inside America's premier academic institution.
ff duty and in swimsuits, the mentor and his
protégé strolled the beach at Truro. For years,
with their families, they had summered together along this
stretch of Massachusetts' famed Cape Cod. Close personally and
professionally, the two friends confided in each other the most
private matters of family and finance. The topic of the day was
the former Soviet Union.
"You've got to be careful," the mentor, Lawrence Summers,
warned his protégé, Andrei Shleifer. "There's a
lot of corruption in Russia."
It was late August 1996, and Summers, 42, was deputy
secretary of the U.S. Treasury. Shleifer, 35, was a rising star
in the Harvard University economics department, just as Summers
had been 15 years earlier when he had first taken Shleifer
under his wing.
Summers' warning rose out of their pivotal roles in a
revolution of global consequence -- the attempt to bring the
Russian economy out from the ruins of communism into the
promise of Western-style capitalism. Summers, as Treasury's
second-in-command, was the architect of U.S. efforts to help
Russia. Shleifer's involvement was more intimate.

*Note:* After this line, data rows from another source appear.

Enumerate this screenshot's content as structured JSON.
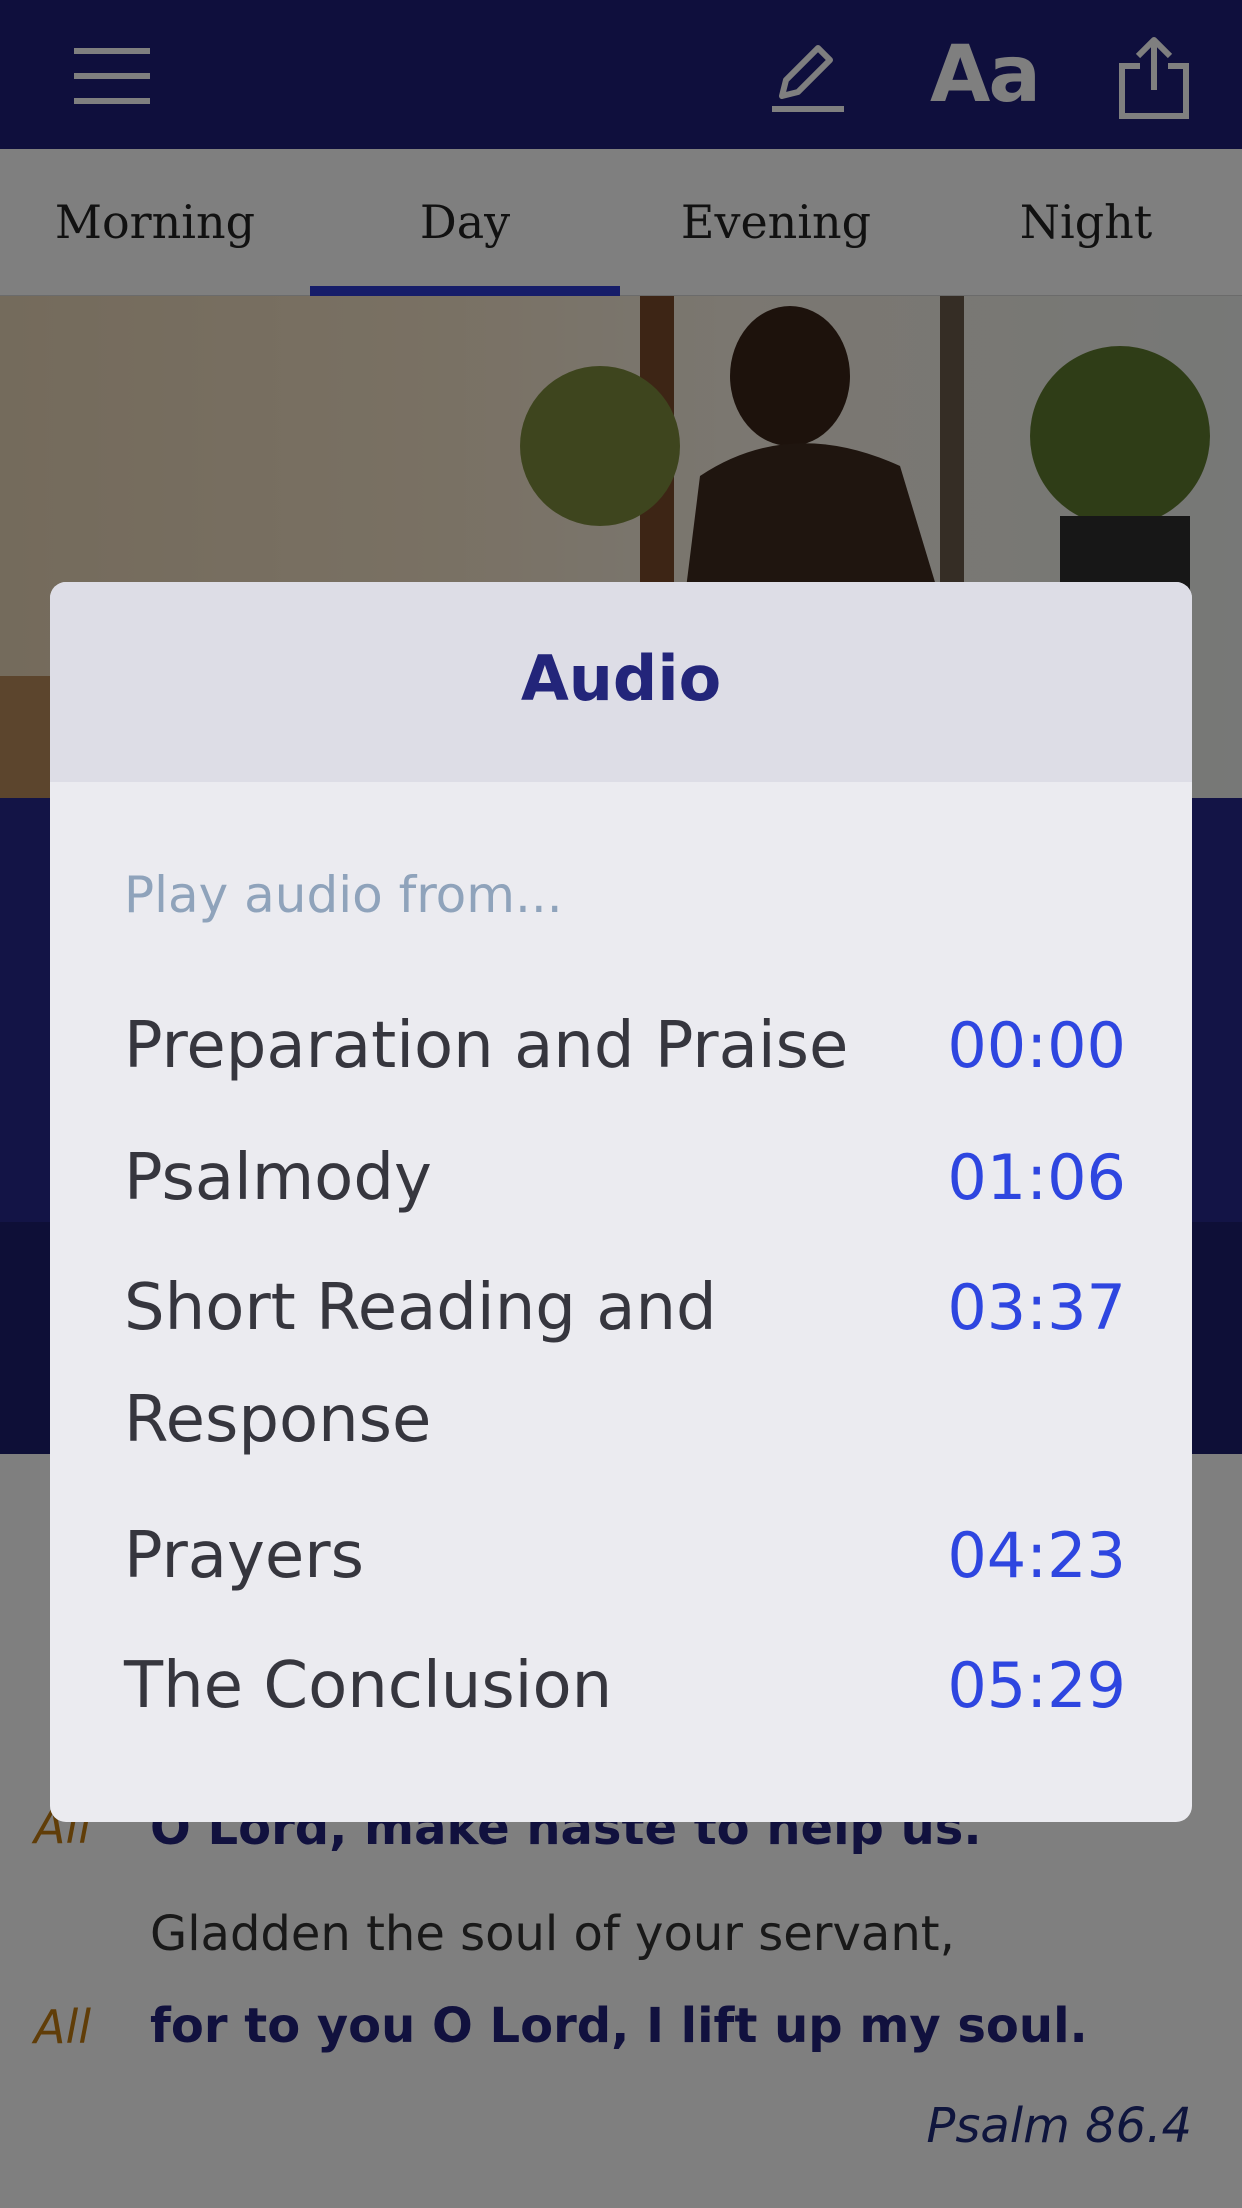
{
  "topbar": {
    "background": "#1e1f7a",
    "menu_icon": "menu-icon",
    "edit_icon": "pencil-icon",
    "font_size_label": "Aa",
    "share_icon": "share-icon"
  },
  "tabs": [
    {
      "label": "Morning",
      "selected": false
    },
    {
      "label": "Day",
      "selected": true
    },
    {
      "label": "Evening",
      "selected": false
    },
    {
      "label": "Night",
      "selected": false
    }
  ],
  "tab_accent": "#2d3bd3",
  "modal": {
    "title": "Audio",
    "subtitle": "Play audio from...",
    "items": [
      {
        "label": "Preparation and Praise",
        "time": "00:00"
      },
      {
        "label": "Psalmody",
        "time": "01:06"
      },
      {
        "label": "Short Reading and Response",
        "time": "03:37"
      },
      {
        "label": "Prayers",
        "time": "04:23"
      },
      {
        "label": "The Conclusion",
        "time": "05:29"
      }
    ],
    "time_color": "#2e46e0"
  },
  "background_content": {
    "all_label": "All",
    "verse_1": "O Lord, make haste to help us.",
    "verse_2": "Gladden the soul of your servant,",
    "verse_3": "for to you O Lord, I lift up my soul.",
    "citation": "Psalm 86.4"
  }
}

Traveling
frequently to Moscow, he was directing key elements of the
reform effort under the banner of the renowned Harvard
Institute for International Development.

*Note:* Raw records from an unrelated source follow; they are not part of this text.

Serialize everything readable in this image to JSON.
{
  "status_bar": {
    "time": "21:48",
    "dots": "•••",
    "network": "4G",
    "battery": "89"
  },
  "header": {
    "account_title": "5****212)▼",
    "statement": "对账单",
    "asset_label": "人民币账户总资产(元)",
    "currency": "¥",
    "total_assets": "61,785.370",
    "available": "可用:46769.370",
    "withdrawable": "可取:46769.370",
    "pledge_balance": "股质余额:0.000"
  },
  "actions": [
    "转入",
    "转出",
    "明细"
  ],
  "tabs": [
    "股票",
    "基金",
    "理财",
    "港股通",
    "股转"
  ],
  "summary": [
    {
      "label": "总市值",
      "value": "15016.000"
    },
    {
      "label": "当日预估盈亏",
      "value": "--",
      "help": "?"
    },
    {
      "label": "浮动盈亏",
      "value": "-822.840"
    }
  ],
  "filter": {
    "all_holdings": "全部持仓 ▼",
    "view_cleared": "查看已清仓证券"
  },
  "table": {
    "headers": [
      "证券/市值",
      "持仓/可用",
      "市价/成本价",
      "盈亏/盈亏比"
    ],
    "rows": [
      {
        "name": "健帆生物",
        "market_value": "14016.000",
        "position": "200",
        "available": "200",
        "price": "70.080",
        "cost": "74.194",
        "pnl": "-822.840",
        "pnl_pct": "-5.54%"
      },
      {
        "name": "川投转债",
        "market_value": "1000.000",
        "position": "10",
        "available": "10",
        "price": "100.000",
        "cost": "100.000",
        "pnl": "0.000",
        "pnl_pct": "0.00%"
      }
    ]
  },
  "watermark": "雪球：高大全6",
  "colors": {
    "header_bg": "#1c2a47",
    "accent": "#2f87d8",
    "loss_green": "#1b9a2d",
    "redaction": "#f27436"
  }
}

Working on contract for the U.S., HIID advised the Russian
government on privatizing its economy and creating capital
markets and the laws and institutions to regulate them.
Shleifer did not report formally to Summers but rather to the
State Department's Agency for International Development, or
AID, the spearhead of the U.S.'s foreign aid program.
Personal affection as much as official concern prompted
Summers' admonition. He had come to know that Shleifer and his
wife, Nancy Zimmerman, a noted hedge fund manager, had been
investing in Russia. Though he didn't know specifics, he
understood just enough to worry that the couple might run afoul
of myriad conflict-of-interest regulations that barred American
advisers from investing in the countries they were
Summers did not restrict his warnings to Shleifer.
"There might be a scandal, and you could become embroiled,"
Summers told Zimmerman. "You should make sure you're clear with
everybody. People might want to make Andrei a problem some day.
The world's a shitty place."
Summers' warnings proved at once prophetic and ineffectual.
Even as Shleifer and his wife strove to reassure their friend,
they were maneuvering to make an investment in Russia's first
authorized mutual fund company. Within eight months their
private Russian dealings, together with those of close
associates and relatives, would explode in scandal -- bringing
dishonor to them, Harvard University and the U.S. government.
The Department of Justice would deploy the Federal Bureau of
Investigation and the U.S. Attorney's Office in Boston to
launch a criminal investigation that would uncover evidence of
fraud and money laundering, as well as the cavalier use of U.S.
government funds to support everything from tennis lessons to
vacation boondoggles for Harvard employees and their spouses,
girlfriends and Russian pals. It would, in the end, be an
extraordinary display of an overweening "best and brightest"
arrogance toward the laws and rules that the Harvard people
were supposed to live by.